No Good starts the album, and there’s nothing no good about it. The opening chords completely entice the listener, as Hamish presents a delicacy in his voice. His fragile vibrato shines through amongst the harsh, over-driven guitars and steady rock beat as he wails about an unhealthy relationship he has found the strength to leave. Breaking Down follows where he drops his electric for a hard hitting acoustic, featuring a super blues-y solo and some powerful soul organ as he preaches “If you need someone to let you down, I won’t be around”. The album continues on a more sensitive note with What You Do To Me, the love song that every great rock album needs. His guitar playing is highlighted again here, solidifying himself as just as much a great guitarist as he is a songwriter. Vocal production takes it up a bit more with this one as well, with greater focus on backing vocals and harmony, giving it a great cruisy soul/rock feel.
In the words of Christopher Walken “I’ve got a fever, and the only prescription is more cowbell!”, and Anderson definitely delivered with You Give Me Something, featuring a LOT of cowbell in the chorus. This track revitalises the heavier grungy blues/rock feel, before title track Out of my Head, which seems to draw a huge chunk of inspiration from The Beatles, with the minimal yet interesting instrumental production and coolly delivered vocals. This influence continues into The Fall, adding flute into the instrumentation, drawing off the Baroque and Chamber Pop aspect of Beatles music and creating a great contrast to the rest of the album. The flute sections and the organ acts in an almost call-and-response kind of way, while falling in and out of each other harmonically, demonstrating simple yet very intriguing arrangement choices.
Damaged Goods springs up seemingly out of nowhere. “Sometimes you have to lose just to stay alive”, he coos, tearing your heart up yet comforting you at the same time, contrasting the tone of the entire album completely. Anderson’s lyrical ability really shines through in this track, with the more minimal instrumentation forcing the listener to hone in one the lyrics as the main emotional focal point. The only downfall to this track was it seemed the ending was cut off too abruptly, immediately distracting from the core point of the track, however this abrupt change fits in well with the transition to the next song.
World’s Gone Mad starts with some intense organ, and the intensity stays the whole way through, including an infectious guitar riff. The lyrics, however, where a bit of a miss for me, providing a list of vaguely put issues, demonstrated the best in the first lines of the song “People living in fear, losing their minds, people killing people just trying to live their lives”. It felt like the track tried to include so many thinly veiled clichéd points, it failed to have any semblance of meaning. Although I know if I was in a crowd this song would get me dancing and dancing HARD, for the betterment of the album it felt like the point Anderson wanted to convey just wasn’t there.
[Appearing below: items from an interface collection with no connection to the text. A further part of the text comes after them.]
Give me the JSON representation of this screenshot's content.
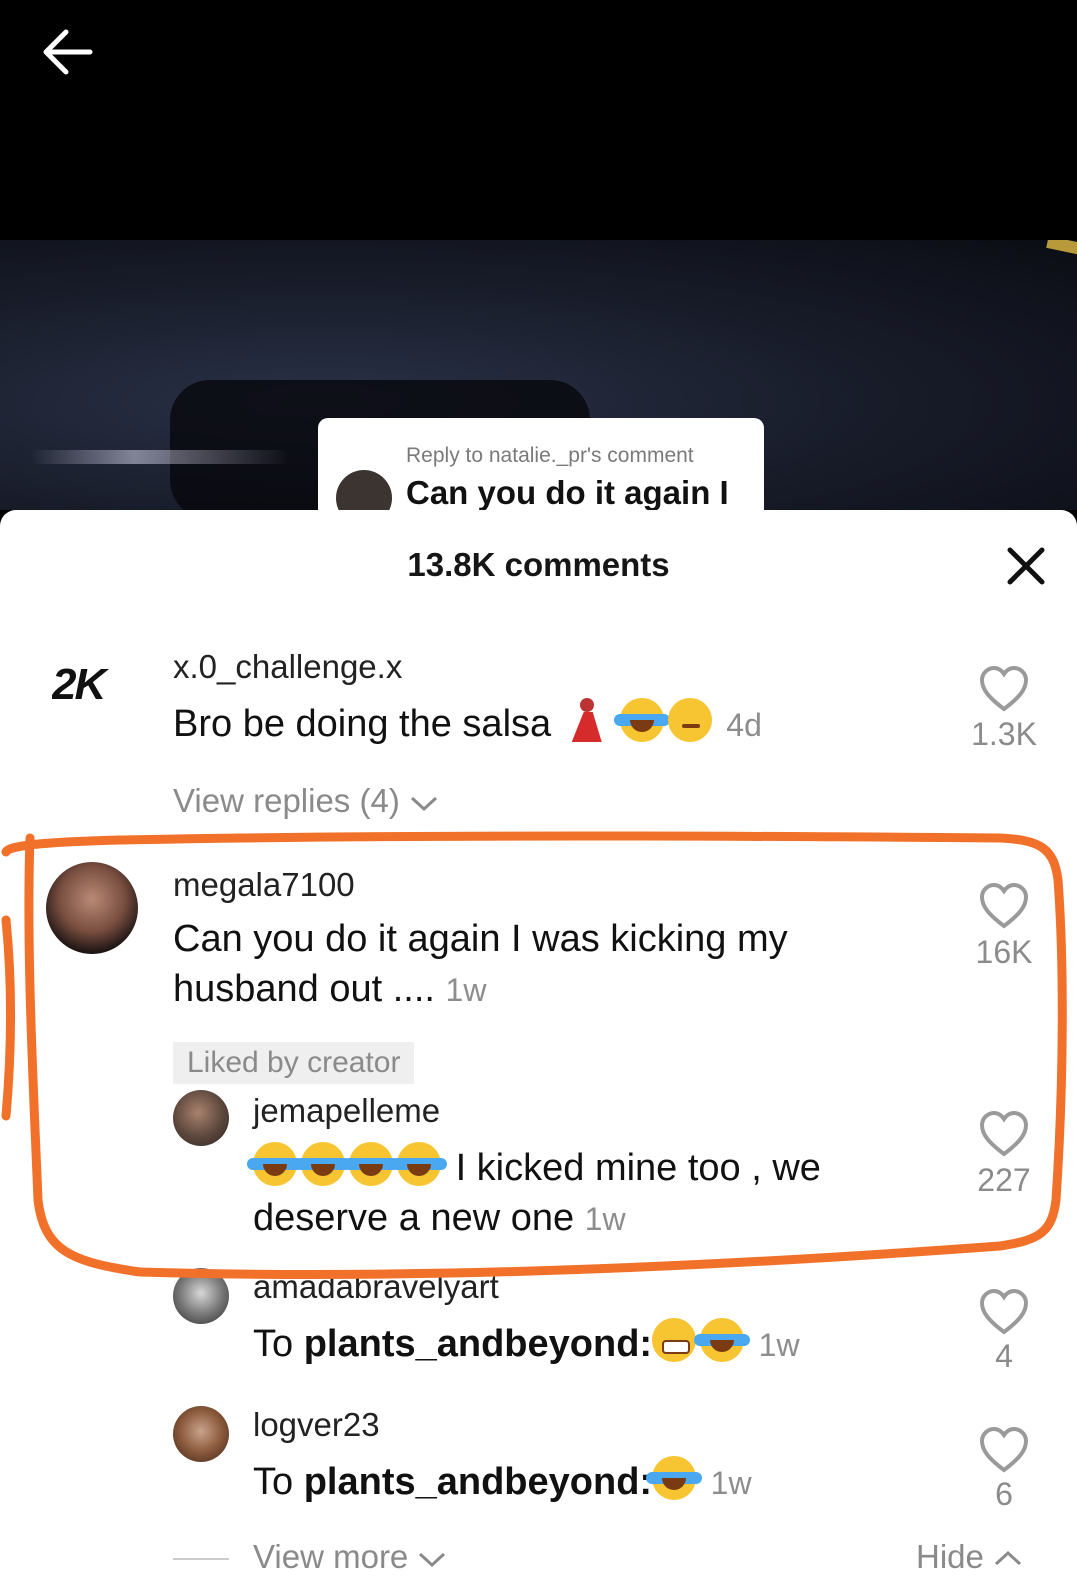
{
  "video": {
    "reply_to": "Reply to natalie._pr's comment",
    "reply_text": "Can you do it again I"
  },
  "sheet": {
    "title": "13.8K comments",
    "view_more": "View more",
    "hide": "Hide"
  },
  "comments": [
    {
      "username": "x.0_challenge.x",
      "avatar_text": "2K",
      "text": "Bro be doing the salsa",
      "time": "4d",
      "likes": "1.3K",
      "view_replies": "View replies (4)"
    },
    {
      "username": "megala7100",
      "text_line1": "Can you do it again I was kicking my",
      "text_line2": "husband out ....",
      "time": "1w",
      "likes": "16K",
      "badge": "Liked by creator"
    }
  ],
  "replies": [
    {
      "username": "jemapelleme",
      "text_line1": "I kicked mine too , we",
      "text_line2": "deserve a new one",
      "time": "1w",
      "likes": "227"
    },
    {
      "username": "amadabravelyart",
      "prefix": "To ",
      "mention": "plants_andbeyond",
      "time": "1w",
      "likes": "4"
    },
    {
      "username": "logver23",
      "prefix": "To ",
      "mention": "plants_andbeyond",
      "time": "1w",
      "likes": "6"
    }
  ],
  "colors": {
    "annotation": "#f2712a",
    "muted": "#8a8a8a"
  }
}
Happy Again brings the album back on track, outlining heartache with a dash a hope; “It won’t be long ‘till I’m happy again”. This was congruent in keeping up with the more romantic theme with following track You Really Know What Love Is. This sounded like the next great pub love song featuring simple chords and memorable lyrics. It sounds as if it was written for a crowd to sing back. The album comes to a close with recent single Dark Eyes. The vocal delivery and instrumental arrangement is reminiscent of Jeff Buckley, classic rock that cuts to your core. For the first time in the whole album, the bass line becomes a feature instrument, tying into the song nicely and bringing the album to a fantastic close.